--- Data section Enclosed Below ---
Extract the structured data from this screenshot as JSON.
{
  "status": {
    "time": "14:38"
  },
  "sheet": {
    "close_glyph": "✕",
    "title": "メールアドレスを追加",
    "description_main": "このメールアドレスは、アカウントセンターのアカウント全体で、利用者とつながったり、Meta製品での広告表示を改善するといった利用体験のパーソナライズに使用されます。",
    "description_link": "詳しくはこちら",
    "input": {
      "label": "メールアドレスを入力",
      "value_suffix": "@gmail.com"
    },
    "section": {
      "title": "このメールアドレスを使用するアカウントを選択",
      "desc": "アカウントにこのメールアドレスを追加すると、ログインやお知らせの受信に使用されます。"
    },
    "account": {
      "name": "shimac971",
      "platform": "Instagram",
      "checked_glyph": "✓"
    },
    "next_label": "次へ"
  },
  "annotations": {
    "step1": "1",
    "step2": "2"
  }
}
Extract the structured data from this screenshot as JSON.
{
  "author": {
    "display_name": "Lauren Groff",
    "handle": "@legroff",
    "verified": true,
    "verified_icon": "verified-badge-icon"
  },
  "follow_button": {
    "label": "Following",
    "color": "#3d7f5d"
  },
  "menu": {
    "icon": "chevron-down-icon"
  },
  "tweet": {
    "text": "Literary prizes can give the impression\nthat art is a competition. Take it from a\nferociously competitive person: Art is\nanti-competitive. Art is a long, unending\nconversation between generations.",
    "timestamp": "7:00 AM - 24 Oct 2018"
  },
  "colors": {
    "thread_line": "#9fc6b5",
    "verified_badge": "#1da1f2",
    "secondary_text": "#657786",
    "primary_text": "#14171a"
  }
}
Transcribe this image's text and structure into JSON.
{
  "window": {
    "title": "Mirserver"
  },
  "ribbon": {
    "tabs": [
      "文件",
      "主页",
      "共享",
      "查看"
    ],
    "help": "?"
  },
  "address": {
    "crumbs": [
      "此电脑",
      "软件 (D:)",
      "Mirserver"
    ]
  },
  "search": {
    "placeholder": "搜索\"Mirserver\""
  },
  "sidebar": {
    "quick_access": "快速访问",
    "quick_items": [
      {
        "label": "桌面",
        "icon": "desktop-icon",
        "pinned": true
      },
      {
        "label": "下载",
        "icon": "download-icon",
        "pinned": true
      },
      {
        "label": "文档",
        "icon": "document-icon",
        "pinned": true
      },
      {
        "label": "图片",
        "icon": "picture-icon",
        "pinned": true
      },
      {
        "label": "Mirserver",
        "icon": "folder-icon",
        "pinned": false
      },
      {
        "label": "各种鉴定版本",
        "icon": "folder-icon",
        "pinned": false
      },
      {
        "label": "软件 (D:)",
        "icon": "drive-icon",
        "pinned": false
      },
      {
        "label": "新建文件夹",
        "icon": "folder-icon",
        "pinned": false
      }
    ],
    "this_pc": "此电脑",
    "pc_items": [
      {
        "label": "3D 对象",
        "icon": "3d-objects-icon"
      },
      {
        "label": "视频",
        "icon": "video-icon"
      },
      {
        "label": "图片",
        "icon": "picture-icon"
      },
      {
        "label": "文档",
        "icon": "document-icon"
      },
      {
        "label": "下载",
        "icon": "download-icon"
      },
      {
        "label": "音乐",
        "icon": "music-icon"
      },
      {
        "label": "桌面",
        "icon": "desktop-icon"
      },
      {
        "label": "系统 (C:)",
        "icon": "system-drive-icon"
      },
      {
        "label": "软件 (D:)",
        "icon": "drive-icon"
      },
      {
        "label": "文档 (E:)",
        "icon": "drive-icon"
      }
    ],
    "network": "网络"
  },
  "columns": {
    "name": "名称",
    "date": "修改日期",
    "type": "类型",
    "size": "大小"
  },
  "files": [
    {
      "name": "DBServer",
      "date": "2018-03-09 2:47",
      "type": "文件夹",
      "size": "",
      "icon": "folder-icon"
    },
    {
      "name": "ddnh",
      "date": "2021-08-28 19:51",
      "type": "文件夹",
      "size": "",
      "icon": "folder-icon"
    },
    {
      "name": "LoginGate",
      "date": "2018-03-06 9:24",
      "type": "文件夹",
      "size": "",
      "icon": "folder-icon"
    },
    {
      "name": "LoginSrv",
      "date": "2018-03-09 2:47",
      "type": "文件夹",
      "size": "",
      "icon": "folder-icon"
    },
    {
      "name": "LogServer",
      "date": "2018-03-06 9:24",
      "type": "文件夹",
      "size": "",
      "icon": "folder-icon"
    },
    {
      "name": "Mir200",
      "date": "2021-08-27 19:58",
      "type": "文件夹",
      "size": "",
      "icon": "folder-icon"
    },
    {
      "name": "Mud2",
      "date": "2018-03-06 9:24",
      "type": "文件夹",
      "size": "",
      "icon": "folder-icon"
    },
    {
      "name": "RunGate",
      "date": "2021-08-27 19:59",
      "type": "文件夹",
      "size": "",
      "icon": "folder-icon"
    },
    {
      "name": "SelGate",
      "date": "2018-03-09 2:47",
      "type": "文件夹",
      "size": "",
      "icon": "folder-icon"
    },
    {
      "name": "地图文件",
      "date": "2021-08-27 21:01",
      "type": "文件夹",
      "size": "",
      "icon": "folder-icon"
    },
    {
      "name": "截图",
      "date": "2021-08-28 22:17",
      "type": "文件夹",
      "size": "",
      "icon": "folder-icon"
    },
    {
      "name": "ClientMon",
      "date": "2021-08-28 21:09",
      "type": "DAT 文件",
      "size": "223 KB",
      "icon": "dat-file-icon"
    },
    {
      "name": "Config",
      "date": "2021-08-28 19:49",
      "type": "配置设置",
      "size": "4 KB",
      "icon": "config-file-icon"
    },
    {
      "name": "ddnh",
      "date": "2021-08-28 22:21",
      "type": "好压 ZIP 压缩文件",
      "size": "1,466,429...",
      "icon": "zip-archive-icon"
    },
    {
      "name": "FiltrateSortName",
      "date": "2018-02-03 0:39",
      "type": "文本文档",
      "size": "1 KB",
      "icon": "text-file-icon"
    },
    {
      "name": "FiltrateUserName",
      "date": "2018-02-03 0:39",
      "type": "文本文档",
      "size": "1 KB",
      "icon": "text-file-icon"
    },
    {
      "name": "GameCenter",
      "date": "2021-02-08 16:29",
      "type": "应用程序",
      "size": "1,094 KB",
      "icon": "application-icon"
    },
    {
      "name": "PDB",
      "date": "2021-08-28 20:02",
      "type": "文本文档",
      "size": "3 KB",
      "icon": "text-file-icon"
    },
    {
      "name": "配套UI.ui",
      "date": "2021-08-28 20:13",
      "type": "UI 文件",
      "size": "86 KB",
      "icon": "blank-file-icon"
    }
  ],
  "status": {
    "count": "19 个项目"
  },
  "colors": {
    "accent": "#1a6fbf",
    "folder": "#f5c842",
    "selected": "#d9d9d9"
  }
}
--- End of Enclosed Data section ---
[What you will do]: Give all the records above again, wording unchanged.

[Task answer]:
Extract the structured data from this screenshot as JSON.
{
  "status": {
    "time": "14:38"
  },
  "sheet": {
    "close_glyph": "✕",
    "title": "メールアドレスを追加",
    "description_main": "このメールアドレスは、アカウントセンターのアカウント全体で、利用者とつながったり、Meta製品での広告表示を改善するといった利用体験のパーソナライズに使用されます。",
    "description_link": "詳しくはこちら",
    "input": {
      "label": "メールアドレスを入力",
      "value_suffix": "@gmail.com"
    },
    "section": {
      "title": "このメールアドレスを使用するアカウントを選択",
      "desc": "アカウントにこのメールアドレスを追加すると、ログインやお知らせの受信に使用されます。"
    },
    "account": {
      "name": "shimac971",
      "platform": "Instagram",
      "checked_glyph": "✓"
    },
    "next_label": "次へ"
  },
  "annotations": {
    "step1": "1",
    "step2": "2"
  }
}
Extract the structured data from this screenshot as JSON.
{
  "author": {
    "display_name": "Lauren Groff",
    "handle": "@legroff",
    "verified": true,
    "verified_icon": "verified-badge-icon"
  },
  "follow_button": {
    "label": "Following",
    "color": "#3d7f5d"
  },
  "menu": {
    "icon": "chevron-down-icon"
  },
  "tweet": {
    "text": "Literary prizes can give the impression\nthat art is a competition. Take it from a\nferociously competitive person: Art is\nanti-competitive. Art is a long, unending\nconversation between generations.",
    "timestamp": "7:00 AM - 24 Oct 2018"
  },
  "colors": {
    "thread_line": "#9fc6b5",
    "verified_badge": "#1da1f2",
    "secondary_text": "#657786",
    "primary_text": "#14171a"
  }
}
Transcribe this image's text and structure into JSON.
{
  "window": {
    "title": "Mirserver"
  },
  "ribbon": {
    "tabs": [
      "文件",
      "主页",
      "共享",
      "查看"
    ],
    "help": "?"
  },
  "address": {
    "crumbs": [
      "此电脑",
      "软件 (D:)",
      "Mirserver"
    ]
  },
  "search": {
    "placeholder": "搜索\"Mirserver\""
  },
  "sidebar": {
    "quick_access": "快速访问",
    "quick_items": [
      {
        "label": "桌面",
        "icon": "desktop-icon",
        "pinned": true
      },
      {
        "label": "下载",
        "icon": "download-icon",
        "pinned": true
      },
      {
        "label": "文档",
        "icon": "document-icon",
        "pinned": true
      },
      {
        "label": "图片",
        "icon": "picture-icon",
        "pinned": true
      },
      {
        "label": "Mirserver",
        "icon": "folder-icon",
        "pinned": false
      },
      {
        "label": "各种鉴定版本",
        "icon": "folder-icon",
        "pinned": false
      },
      {
        "label": "软件 (D:)",
        "icon": "drive-icon",
        "pinned": false
      },
      {
        "label": "新建文件夹",
        "icon": "folder-icon",
        "pinned": false
      }
    ],
    "this_pc": "此电脑",
    "pc_items": [
      {
        "label": "3D 对象",
        "icon": "3d-objects-icon"
      },
      {
        "label": "视频",
        "icon": "video-icon"
      },
      {
        "label": "图片",
        "icon": "picture-icon"
      },
      {
        "label": "文档",
        "icon": "document-icon"
      },
      {
        "label": "下载",
        "icon": "download-icon"
      },
      {
        "label": "音乐",
        "icon": "music-icon"
      },
      {
        "label": "桌面",
        "icon": "desktop-icon"
      },
      {
        "label": "系统 (C:)",
        "icon": "system-drive-icon"
      },
      {
        "label": "软件 (D:)",
        "icon": "drive-icon"
      },
      {
        "label": "文档 (E:)",
        "icon": "drive-icon"
      }
    ],
    "network": "网络"
  },
  "columns": {
    "name": "名称",
    "date": "修改日期",
    "type": "类型",
    "size": "大小"
  },
  "files": [
    {
      "name": "DBServer",
      "date": "2018-03-09 2:47",
      "type": "文件夹",
      "size": "",
      "icon": "folder-icon"
    },
    {
      "name": "ddnh",
      "date": "2021-08-28 19:51",
      "type": "文件夹",
      "size": "",
      "icon": "folder-icon"
    },
    {
      "name": "LoginGate",
      "date": "2018-03-06 9:24",
      "type": "文件夹",
      "size": "",
      "icon": "folder-icon"
    },
    {
      "name": "LoginSrv",
      "date": "2018-03-09 2:47",
      "type": "文件夹",
      "size": "",
      "icon": "folder-icon"
    },
    {
      "name": "LogServer",
      "date": "2018-03-06 9:24",
      "type": "文件夹",
      "size": "",
      "icon": "folder-icon"
    },
    {
      "name": "Mir200",
      "date": "2021-08-27 19:58",
      "type": "文件夹",
      "size": "",
      "icon": "folder-icon"
    },
    {
      "name": "Mud2",
      "date": "2018-03-06 9:24",
      "type": "文件夹",
      "size": "",
      "icon": "folder-icon"
    },
    {
      "name": "RunGate",
      "date": "2021-08-27 19:59",
      "type": "文件夹",
      "size": "",
      "icon": "folder-icon"
    },
    {
      "name": "SelGate",
      "date": "2018-03-09 2:47",
      "type": "文件夹",
      "size": "",
      "icon": "folder-icon"
    },
    {
      "name": "地图文件",
      "date": "2021-08-27 21:01",
      "type": "文件夹",
      "size": "",
      "icon": "folder-icon"
    },
    {
      "name": "截图",
      "date": "2021-08-28 22:17",
      "type": "文件夹",
      "size": "",
      "icon": "folder-icon"
    },
    {
      "name": "ClientMon",
      "date": "2021-08-28 21:09",
      "type": "DAT 文件",
      "size": "223 KB",
      "icon": "dat-file-icon"
    },
    {
      "name": "Config",
      "date": "2021-08-28 19:49",
      "type": "配置设置",
      "size": "4 KB",
      "icon": "config-file-icon"
    },
    {
      "name": "ddnh",
      "date": "2021-08-28 22:21",
      "type": "好压 ZIP 压缩文件",
      "size": "1,466,429...",
      "icon": "zip-archive-icon"
    },
    {
      "name": "FiltrateSortName",
      "date": "2018-02-03 0:39",
      "type": "文本文档",
      "size": "1 KB",
      "icon": "text-file-icon"
    },
    {
      "name": "FiltrateUserName",
      "date": "2018-02-03 0:39",
      "type": "文本文档",
      "size": "1 KB",
      "icon": "text-file-icon"
    },
    {
      "name": "GameCenter",
      "date": "2021-02-08 16:29",
      "type": "应用程序",
      "size": "1,094 KB",
      "icon": "application-icon"
    },
    {
      "name": "PDB",
      "date": "2021-08-28 20:02",
      "type": "文本文档",
      "size": "3 KB",
      "icon": "text-file-icon"
    },
    {
      "name": "配套UI.ui",
      "date": "2021-08-28 20:13",
      "type": "UI 文件",
      "size": "86 KB",
      "icon": "blank-file-icon"
    }
  ],
  "status": {
    "count": "19 个项目"
  },
  "colors": {
    "accent": "#1a6fbf",
    "folder": "#f5c842",
    "selected": "#d9d9d9"
  }
}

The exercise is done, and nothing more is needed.